In contrast, the convoy’s efforts to appropriate national symbols and the Canadian imagination have proven ineffective.

While the jumbled host of flags used by this group is meant to reflect genuine grassroots spontaneity and a relatively small, though united and vocal presence, its effect is just the opposite. The efforts appear as incoherent as the set of symbols they have chosen to deploy in its cause.

The movement in its early days seemed in search of symbols. Parliament buildings, monuments and commemorative statues were all targeted. Part of the project included draping the statue of national hero Terry Fox – who spent his last moments on earth drawing attention to the critical role of scientific and health research — with paraphernalia in support of their cause.

Does the flag unite Canadians?

Has the flag outlived its specific use and intended specific political representation? Or will it be now seen as a symbol which has outlived its usefulness?

Will more and more Canadians become increasingly uncomfortable with its symbolic content after such public demonstrations and its association with such a toxic brand of nationalism?

Wondering if the previously inoffensive symbolism of the maple leaf flag will remain unscathed is not so far-fetched. Can any one symbol suit the purposes of both those who enforce and challenge state laws and regulations equally?

It is hard to know whether to be morally outraged at the trivialization of the hard-won freedoms that the “freedom convoy” has perpetuated, or simply dumbfounded by the sheer nonchalance of the protesters choice of symbolism. For most Canadians, I suspect that it is a little of both.

In the School for the Study of Canada at Trent University, scholars delve into critical examinations across a range of themes — environment, nationalism, sovereignty, Indigeneity, diversity and immigration — exploring the Canadian identity and Canada’s role in the world today.
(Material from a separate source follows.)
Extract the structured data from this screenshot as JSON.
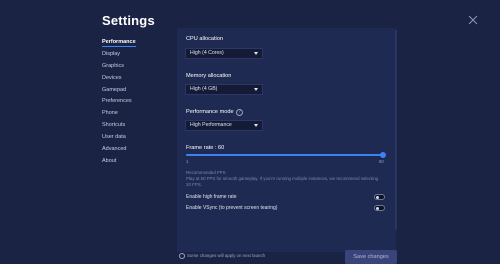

This includes exploring how current issues, including the “freedom convoy”, are perceived by Canadians and people around the world.

The flag Canada first raised in 1965 was a symbol used to unite Canadians as a shared nation — an exciting new symbol that Canadians were proud of.

Feb. 15 marks Flag Day in Canada, and so perhaps this is a good time to ask ourselves if this is still true? Does the flag unite Canadians, or confuse them as its symbolism is used to different ends and causes? Can any symbol really speak for all of us?

Perhaps what will come of this moment in Canadian history is a new set of symbols, arguably not perfect and not uncontested, but reflective of our times.

Want to write?

Write an article and join a growing community of more than 187,200 academics and researchers from 5,000 institutions.

Register now